▸ **REQUIRED WORK**: Filter the entries down to the lines containing "will", and copy those lines.

BEGIN RECORDS FOR THE EXERCISE

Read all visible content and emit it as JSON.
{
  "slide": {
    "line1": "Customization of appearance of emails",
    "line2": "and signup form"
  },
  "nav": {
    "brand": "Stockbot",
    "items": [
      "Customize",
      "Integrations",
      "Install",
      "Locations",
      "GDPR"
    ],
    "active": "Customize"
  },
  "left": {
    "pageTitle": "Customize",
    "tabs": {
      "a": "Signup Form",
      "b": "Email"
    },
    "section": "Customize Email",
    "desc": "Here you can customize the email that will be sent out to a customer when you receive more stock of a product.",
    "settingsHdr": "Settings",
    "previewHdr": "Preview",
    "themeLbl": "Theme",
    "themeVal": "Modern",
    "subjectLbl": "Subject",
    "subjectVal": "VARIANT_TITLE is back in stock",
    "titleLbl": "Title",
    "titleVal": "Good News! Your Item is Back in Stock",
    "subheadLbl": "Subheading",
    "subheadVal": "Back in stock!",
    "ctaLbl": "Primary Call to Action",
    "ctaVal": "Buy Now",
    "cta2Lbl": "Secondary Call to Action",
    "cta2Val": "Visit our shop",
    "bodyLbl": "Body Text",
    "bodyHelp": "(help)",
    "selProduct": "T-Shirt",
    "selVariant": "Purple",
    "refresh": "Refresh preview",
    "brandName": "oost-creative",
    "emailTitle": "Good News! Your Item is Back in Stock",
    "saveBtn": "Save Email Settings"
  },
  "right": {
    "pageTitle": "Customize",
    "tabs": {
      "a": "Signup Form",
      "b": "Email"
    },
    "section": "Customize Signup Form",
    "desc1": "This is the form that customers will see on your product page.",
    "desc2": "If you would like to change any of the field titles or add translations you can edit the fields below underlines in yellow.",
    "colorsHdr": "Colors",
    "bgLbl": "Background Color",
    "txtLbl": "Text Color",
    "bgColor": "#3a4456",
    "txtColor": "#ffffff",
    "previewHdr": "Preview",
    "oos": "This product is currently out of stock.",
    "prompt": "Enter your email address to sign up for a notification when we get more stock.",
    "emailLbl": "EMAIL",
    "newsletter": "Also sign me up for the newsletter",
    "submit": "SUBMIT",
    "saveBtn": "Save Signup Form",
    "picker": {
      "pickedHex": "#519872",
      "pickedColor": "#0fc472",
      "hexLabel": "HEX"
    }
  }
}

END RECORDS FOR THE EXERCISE
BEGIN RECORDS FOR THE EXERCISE

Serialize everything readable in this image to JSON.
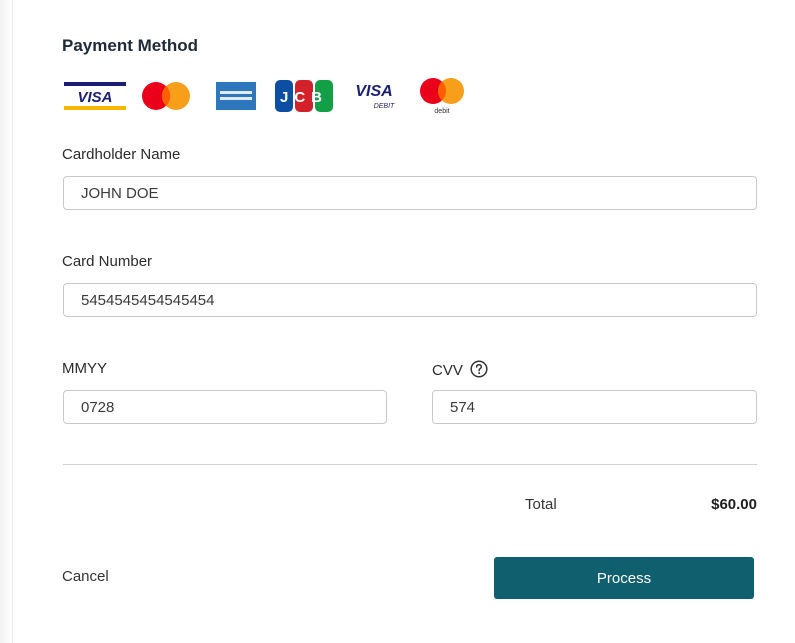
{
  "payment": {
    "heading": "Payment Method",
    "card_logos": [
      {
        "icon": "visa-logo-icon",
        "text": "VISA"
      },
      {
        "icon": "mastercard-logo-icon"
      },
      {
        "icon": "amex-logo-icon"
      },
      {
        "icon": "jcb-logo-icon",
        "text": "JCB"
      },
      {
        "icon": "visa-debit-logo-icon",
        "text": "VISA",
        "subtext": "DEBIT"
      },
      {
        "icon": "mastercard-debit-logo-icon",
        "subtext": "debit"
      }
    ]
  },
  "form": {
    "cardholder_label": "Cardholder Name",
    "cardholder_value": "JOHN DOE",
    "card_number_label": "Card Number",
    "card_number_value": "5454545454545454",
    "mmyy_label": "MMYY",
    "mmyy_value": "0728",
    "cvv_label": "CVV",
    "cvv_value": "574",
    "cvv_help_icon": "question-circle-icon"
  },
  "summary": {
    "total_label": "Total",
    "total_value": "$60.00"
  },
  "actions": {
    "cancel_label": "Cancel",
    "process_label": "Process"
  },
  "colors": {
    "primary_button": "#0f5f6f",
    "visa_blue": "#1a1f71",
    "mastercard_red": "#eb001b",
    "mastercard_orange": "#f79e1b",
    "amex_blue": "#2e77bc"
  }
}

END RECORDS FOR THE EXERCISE

▸ **RESULT OF THE TASK**:
    "desc": "Here you can customize the email that will be sent out to a customer when you receive more stock of a product.",
    "desc1": "This is the form that customers will see on your product page.",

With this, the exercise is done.